Churches desire to grow, as well they should. We are, after all, followers of the Great Commission. We desire for more and more people to come to know and proclaim the coming of God’s kingdom.
However, when church leaders want to focus on growth, they often make a crucial mistake. Often, our focus is on getting people to our front door. Whether it’s a social media campaign or a push to invite friends and neighbors or just a flier in the coffeeshop, we put our energies into bringing people in.
One question: then what?
Church growth will never be a matter of slick marketing or information dissemination. Because church growth doesn’t happen when new people stroll in on a Sunday. It happens when those people become part of the body and begin growing more and more into the likeness of Christ.
If you desire for your church to grow, you should not think first about what will lead them to your door, but what will keep them from running for the door the minute the service is over. Over my years as a rector of a parish that experienced such growth, and now as a consultant working to realize this growth in other churches, I’ve developed a metaphor to illustrate this crucial truism. I call it the Good Shepherd Economy.
Green Pastures, Still Waters
Consider Psalm 23. Behind the beauty and poetry of this timeless meditation is an unflappable truth: God desires to lead his sheep into green pastures and still waters. His desire is to restore our weary souls.
Of course, that doesn’t mean he sets us up in the lap of luxury so that we can just ride out our days in self-satisfaction. This isn’t an advertisement for the prosperity gospel. We still may need to walk through the valley of the shadow of death. But the passage makes clear that if we will follow him, God will lead us into a place where our hunger is fed, our thirst is quenched, and our fears are eased.
So, what does your pasture look like?

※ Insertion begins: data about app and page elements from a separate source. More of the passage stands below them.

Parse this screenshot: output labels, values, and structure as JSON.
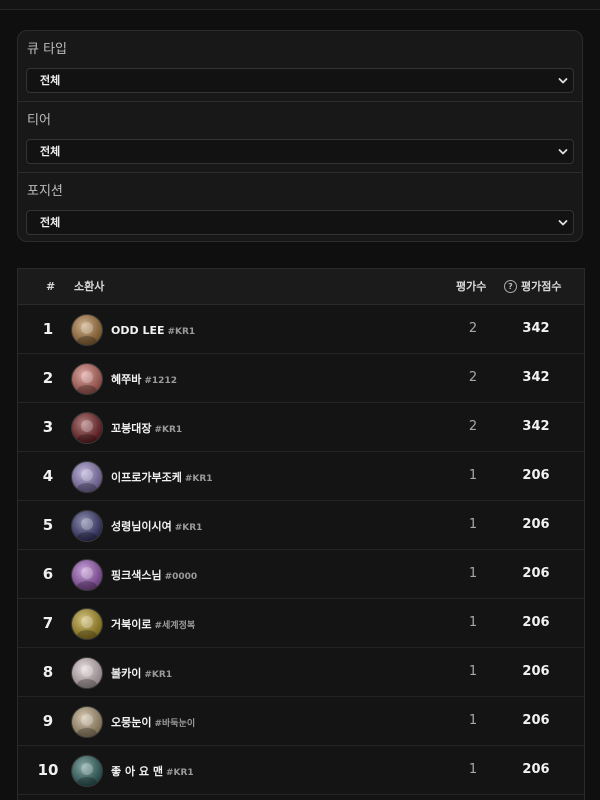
{
  "filters": [
    {
      "label": "큐 타입",
      "selected": "전체"
    },
    {
      "label": "티어",
      "selected": "전체"
    },
    {
      "label": "포지션",
      "selected": "전체"
    }
  ],
  "table": {
    "headers": {
      "rank": "#",
      "summoner": "소환사",
      "count": "평가수",
      "score": "평가점수"
    },
    "rows": [
      {
        "rank": "1",
        "name": "ODD LEE",
        "tag": "#KR1",
        "count": "2",
        "score": "342",
        "avatar_color": "#b07a3a"
      },
      {
        "rank": "2",
        "name": "혜쭈바",
        "tag": "#1212",
        "count": "2",
        "score": "342",
        "avatar_color": "#c9685e"
      },
      {
        "rank": "3",
        "name": "꼬붕대장",
        "tag": "#KR1",
        "count": "2",
        "score": "342",
        "avatar_color": "#7a1e22"
      },
      {
        "rank": "4",
        "name": "이프로가부조케",
        "tag": "#KR1",
        "count": "1",
        "score": "206",
        "avatar_color": "#8f7fc2"
      },
      {
        "rank": "5",
        "name": "성령님이시여",
        "tag": "#KR1",
        "count": "1",
        "score": "206",
        "avatar_color": "#3b3a78"
      },
      {
        "rank": "6",
        "name": "핑크색스님",
        "tag": "#0000",
        "count": "1",
        "score": "206",
        "avatar_color": "#a25cc2"
      },
      {
        "rank": "7",
        "name": "거북이로",
        "tag": "#세계정복",
        "count": "1",
        "score": "206",
        "avatar_color": "#b89a1f"
      },
      {
        "rank": "8",
        "name": "볼카이",
        "tag": "#KR1",
        "count": "1",
        "score": "206",
        "avatar_color": "#d7c4c8"
      },
      {
        "rank": "9",
        "name": "오뭉눈이",
        "tag": "#바둑눈이",
        "count": "1",
        "score": "206",
        "avatar_color": "#b9a27a"
      },
      {
        "rank": "10",
        "name": "좋 아 요 맨",
        "tag": "#KR1",
        "count": "1",
        "score": "206",
        "avatar_color": "#2f6a66"
      }
    ]
  },
  "icons": {
    "select": "chevron-down-icon",
    "help": "question-circle-icon"
  }
}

Some pastures are picked over. It was a nice enough field at the beginning, with plenty of fresh, green shoots, but the sheep who already live here have clipped it all down. There’s probably enough there to sustain those who are already there, but any new sheep will be able to pick up on the hint—there’s really no room for you here.
Some pastures are unruly and wild. There’s some good grass to be had, but it’s getting lost in all the overgrowth. Strange shrubs get in the way, trees sap the nourishment from the ground. Any new sheep would spend a little time trying to navigate through all the confusion, then end up deciding it was just too much work.

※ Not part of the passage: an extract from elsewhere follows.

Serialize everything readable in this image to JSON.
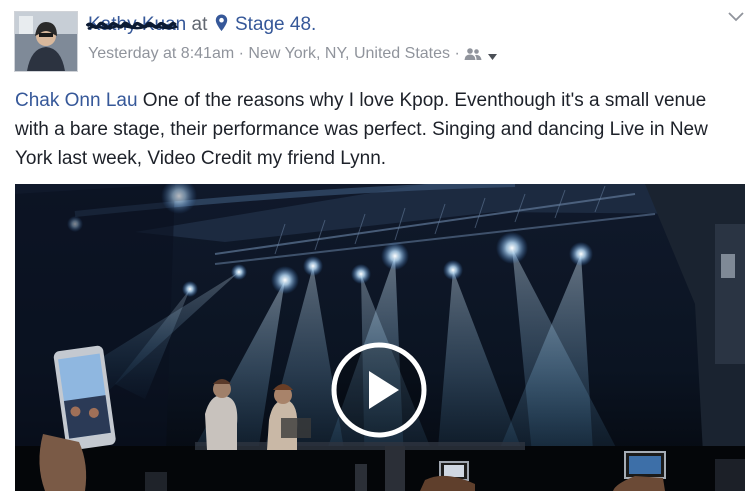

Some pastures are terraced. The lower levels don’t get the good grass, and while new sheep hear all the time about the abundance of the field, it’s just not accessible to them. It seems like there are barriers that have to be overcome and alliances made before you are allowed to get to the good stuff with all the other sheep.
Some pastures aren’t secure. The boundaries of the field sprawl out in every direction and the sheep wander without any guidance. New sheep don’t really know where the pasture ends and the wilderness begins, and they are frequently lost to dangers lurking at the edges.

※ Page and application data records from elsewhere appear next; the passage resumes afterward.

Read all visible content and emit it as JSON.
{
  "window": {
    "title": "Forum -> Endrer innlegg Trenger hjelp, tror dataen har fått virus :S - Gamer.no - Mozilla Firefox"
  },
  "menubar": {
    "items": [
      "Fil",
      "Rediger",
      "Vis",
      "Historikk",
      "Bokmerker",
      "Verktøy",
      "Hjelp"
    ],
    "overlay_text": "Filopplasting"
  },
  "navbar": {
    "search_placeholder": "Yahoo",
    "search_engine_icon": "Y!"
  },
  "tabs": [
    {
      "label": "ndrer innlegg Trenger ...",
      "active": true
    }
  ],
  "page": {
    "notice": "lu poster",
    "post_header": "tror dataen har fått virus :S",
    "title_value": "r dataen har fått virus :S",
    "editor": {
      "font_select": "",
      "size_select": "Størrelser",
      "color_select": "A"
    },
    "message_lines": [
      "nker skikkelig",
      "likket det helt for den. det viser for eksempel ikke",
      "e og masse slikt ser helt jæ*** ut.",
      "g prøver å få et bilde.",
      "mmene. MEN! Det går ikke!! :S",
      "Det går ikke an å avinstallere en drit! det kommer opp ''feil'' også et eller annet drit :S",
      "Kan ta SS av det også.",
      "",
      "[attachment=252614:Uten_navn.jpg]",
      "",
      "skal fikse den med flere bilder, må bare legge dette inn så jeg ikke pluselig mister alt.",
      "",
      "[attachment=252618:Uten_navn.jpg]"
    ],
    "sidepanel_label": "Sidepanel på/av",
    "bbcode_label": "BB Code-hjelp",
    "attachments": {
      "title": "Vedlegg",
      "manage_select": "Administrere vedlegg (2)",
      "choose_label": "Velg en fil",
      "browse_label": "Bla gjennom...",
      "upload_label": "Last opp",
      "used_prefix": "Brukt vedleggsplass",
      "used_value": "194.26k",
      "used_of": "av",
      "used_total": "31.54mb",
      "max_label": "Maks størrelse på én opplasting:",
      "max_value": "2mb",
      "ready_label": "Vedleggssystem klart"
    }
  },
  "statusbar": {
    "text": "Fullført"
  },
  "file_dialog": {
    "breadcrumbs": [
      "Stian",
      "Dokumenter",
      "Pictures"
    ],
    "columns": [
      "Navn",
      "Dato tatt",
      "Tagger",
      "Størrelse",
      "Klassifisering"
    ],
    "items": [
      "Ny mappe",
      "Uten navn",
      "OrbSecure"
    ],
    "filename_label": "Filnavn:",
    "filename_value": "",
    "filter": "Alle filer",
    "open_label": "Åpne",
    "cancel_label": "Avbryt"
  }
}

Tend Your Pasture
There’s probably a whole typology to unpack here, but I think you get the idea. If God desires for his sheep to find green pastures and your church (your pasture) is anything but green, we shouldn’t be shocked when God leads them away from us. That’s as it should be.
Let me strip away the metaphor for a moment and put it bluntly: organizational expansion precedes numerical growth. Church leaders must take a hard look at what their church needs to do to accommodate the new growth they hope for. Part of this will include building a culture of generosity, as I covered in Giving Up. But much of it will be about creating and framing a strategic vision to lead the church as it moves forward.
We will be unpacking this more and more in the coming months, but there is a skill set for this sort of evaluation. More than anything it takes wisdom and courage. Wisdom, because the vision that will take you where you want to go will differ from what got you to where you are. And courage, because leading others through change isn’t easy or popular.
The people are out there. Jesus tells us that the fields are ripe for the harvest. They are longing for exactly the nourishment your church can provide. The question is, will your church be ready for them?